In July last year the Australian Communications and Media Authoritywould be charged when made from mobile phones.
Mobile telecommunications providers had previously come under fire for charging for 1800 calls which were free from landlines. A 'Fair Calls for All' campaign from the Australia Communications Consumer Action Network had highlighted that many essential services and businesses agencies used 1800 numbers and that by charging for those calls telcos were unfairly disadvantaging mobile users. However, several service providers have missed the January deadline to implement the free calls.

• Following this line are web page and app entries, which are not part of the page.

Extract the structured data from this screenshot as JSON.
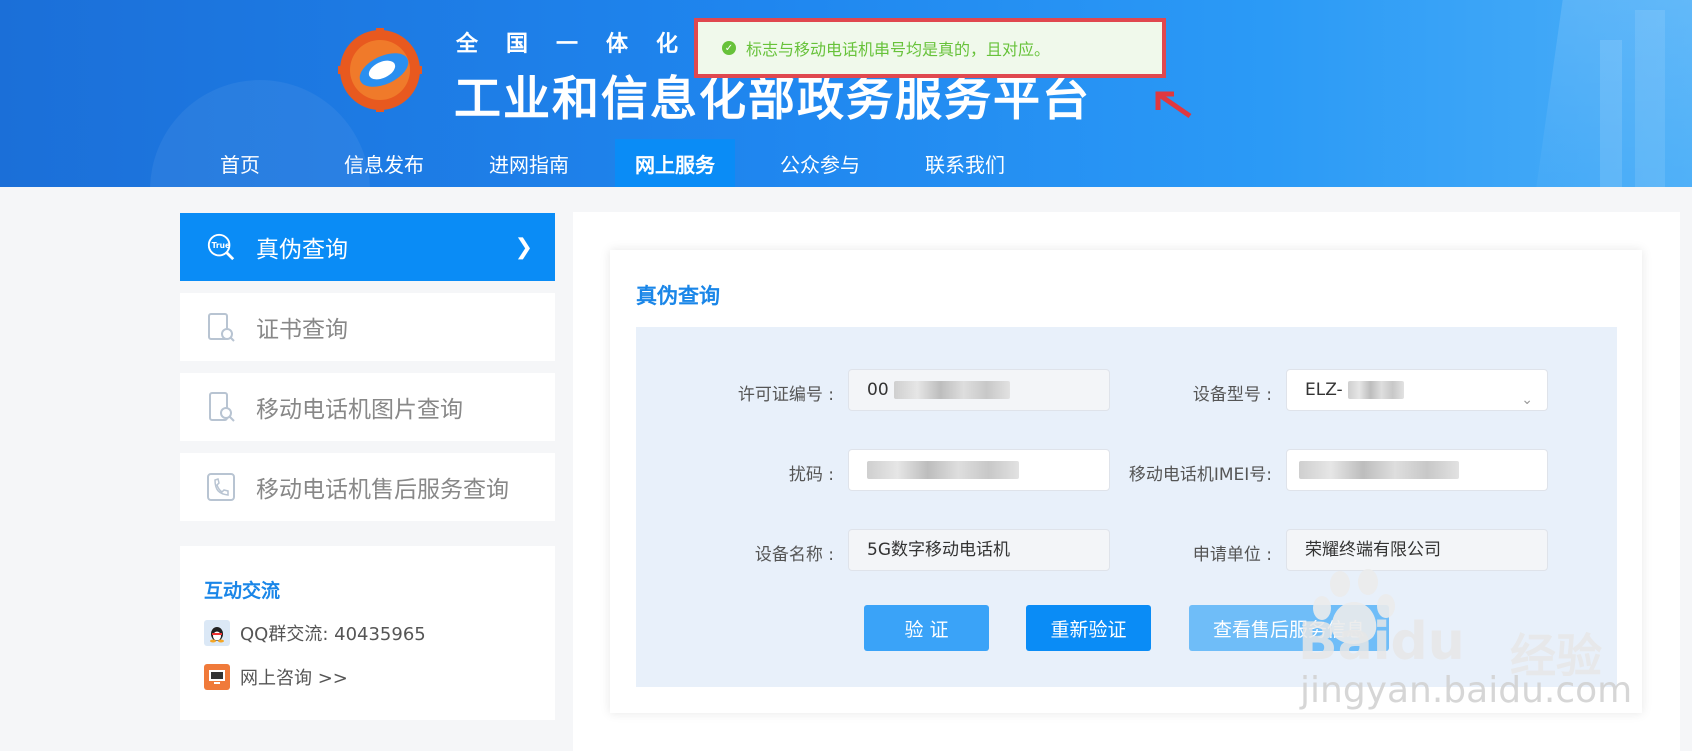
{
  "header": {
    "title_top": "全国一体化",
    "title_main": "工业和信息化部政务服务平台"
  },
  "nav": {
    "items": [
      "首页",
      "信息发布",
      "进网指南",
      "网上服务",
      "公众参与",
      "联系我们"
    ],
    "active": "网上服务"
  },
  "toast": {
    "message": "标志与移动电话机串号均是真的，且对应。"
  },
  "sidebar": {
    "items": [
      {
        "label": "真伪查询",
        "icon": "true-search-icon",
        "active": true
      },
      {
        "label": "证书查询",
        "icon": "certificate-search-icon",
        "active": false
      },
      {
        "label": "移动电话机图片查询",
        "icon": "phone-image-search-icon",
        "active": false
      },
      {
        "label": "移动电话机售后服务查询",
        "icon": "phone-service-icon",
        "active": false
      }
    ],
    "interact": {
      "title": "互动交流",
      "qq": "QQ群交流: 40435965",
      "online": "网上咨询 >>"
    }
  },
  "main": {
    "title": "真伪查询",
    "fields": {
      "license_label": "许可证编号 :",
      "license_value": "00",
      "model_label": "设备型号 :",
      "model_value": "ELZ-",
      "code_label": "扰码 :",
      "imei_label": "移动电话机IMEI号:",
      "name_label": "设备名称 :",
      "name_value": "5G数字移动电话机",
      "applicant_label": "申请单位 :",
      "applicant_value": "荣耀终端有限公司"
    },
    "buttons": {
      "verify": "验 证",
      "reverify": "重新验证",
      "service": "查看售后服务信息"
    }
  },
  "watermark": {
    "brand": "Baidu",
    "cn": "经验",
    "url": "jingyan.baidu.com"
  },
  "colors": {
    "primary": "#0a8cf6",
    "success": "#67c23a",
    "highlight_border": "#e0484f"
  }
}
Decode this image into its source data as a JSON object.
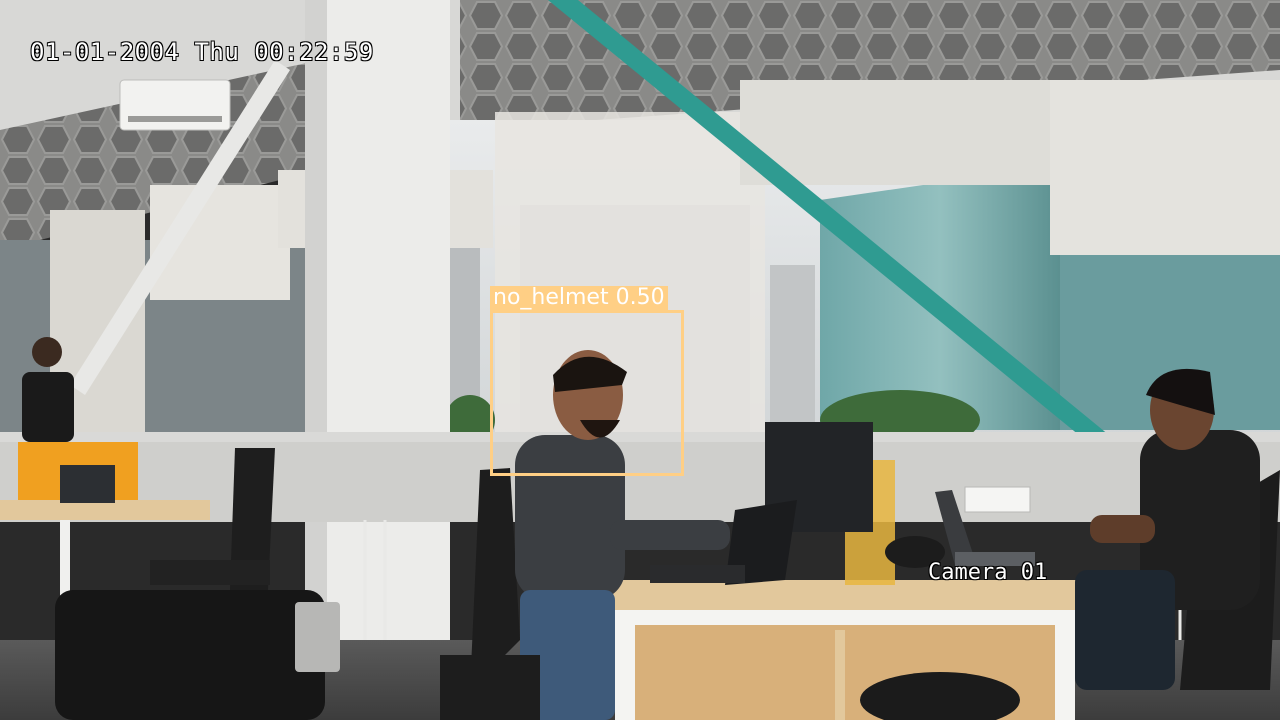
{
  "osd": {
    "timestamp": "01-01-2004 Thu 00:22:59",
    "camera_name": "Camera 01"
  },
  "detections": [
    {
      "class": "no_helmet",
      "score": "0.50",
      "label": "no_helmet 0.50",
      "color": "#ffcf85"
    }
  ],
  "palette": {
    "bbox": "#ffcf85",
    "teal_beam": "#2f9b91",
    "wall_pattern": "#7a7a7a",
    "desk_wood": "#e2c89c",
    "orange_panel": "#f0a020"
  }
}
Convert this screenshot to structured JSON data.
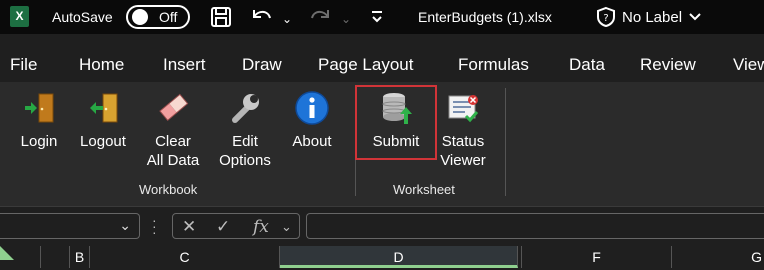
{
  "titlebar": {
    "app_logo": "X",
    "autosave_label": "AutoSave",
    "autosave_state": "Off",
    "document_title": "EnterBudgets (1).xlsx",
    "label_status": "No Label",
    "icons": [
      "save-icon",
      "undo-icon",
      "redo-icon",
      "customize-icon",
      "shield-icon"
    ]
  },
  "menu": {
    "tabs": [
      "File",
      "Home",
      "Insert",
      "Draw",
      "Page Layout",
      "Formulas",
      "Data",
      "Review",
      "View"
    ]
  },
  "ribbon": {
    "groups": [
      {
        "label": "Workbook",
        "buttons": [
          {
            "line1": "Login",
            "line2": "",
            "icon": "login-door-icon"
          },
          {
            "line1": "Logout",
            "line2": "",
            "icon": "logout-door-icon"
          },
          {
            "line1": "Clear",
            "line2": "All Data",
            "icon": "eraser-icon"
          },
          {
            "line1": "Edit",
            "line2": "Options",
            "icon": "wrench-icon"
          },
          {
            "line1": "About",
            "line2": "",
            "icon": "info-icon"
          }
        ]
      },
      {
        "label": "Worksheet",
        "buttons": [
          {
            "line1": "Submit",
            "line2": "",
            "icon": "database-upload-icon"
          },
          {
            "line1": "Status",
            "line2": "Viewer",
            "icon": "status-viewer-icon"
          }
        ]
      }
    ],
    "highlight_color": "#d13438"
  },
  "formula_bar": {
    "fx_label": "fx"
  },
  "columns": [
    "B",
    "C",
    "D",
    "F",
    "G"
  ],
  "selected_column": "D",
  "colors": {
    "background": "#1f1f1f",
    "ribbon": "#2b2b2b",
    "excel_green": "#1d6f42",
    "selection_green": "#8fd08f"
  }
}
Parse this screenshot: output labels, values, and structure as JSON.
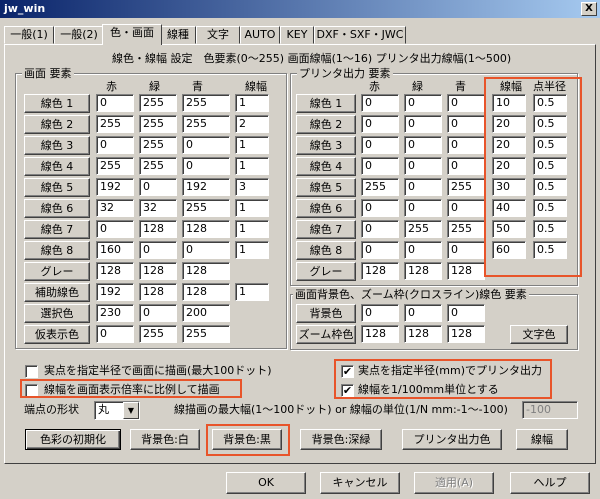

ACMA had developed the framework in consultation with telecommunications providers, noting at the time that individual telcos had "made separate plans to make all calls to 1800 numbers from mobile phones free of charge." ACCAN welcomed the changes, saying in a media release that it would "ask that industry honour its own commitment to a January 2015 deadline."
A month and a half past deadline, ACCAN has now 'named and shamed' a number of telcos that have not changed their charging structure in regard to 1800 numbers, including Vodafone.
The list also includes a number of MVNOs: TPG, Dodo, Vaya, Yatango, Cmobile, Live Connected, Bendigo Bank Telco, Hello Mobile, GoTalk, Lebara Mobile and AldiMobile. ACCAN had also initially named Jeenee Mobile, but later corrected its statement.
"Six weeks past the delivery date the number of telcos that have yet to implement this change is disappointing," said ACCAN CEO, Teresa Corbin. "It's unfair for some consumers who are still paying for mobile calls to 1800 numbers which are used by essential services like Centrelink, financial counsellors, and drug, alcohol and mental health services."
An ACMA spokesperson said that: "the ACMA is continuing to work with industry to facilitate the provision of free of charge mobile calls to 1800 numbers".
Vodafone has responded to the ACCAN release by stating that 1800 calls are available within the "included credit component" for pre-paid plans. However, the original ACMA advisory statement called for 1800 numbers to be "free for pre-paid mobile customers (even when they run out of credit but only until their service expires)".
Updated at 4.17 p.m. AEDT: Added comment from Vodafone.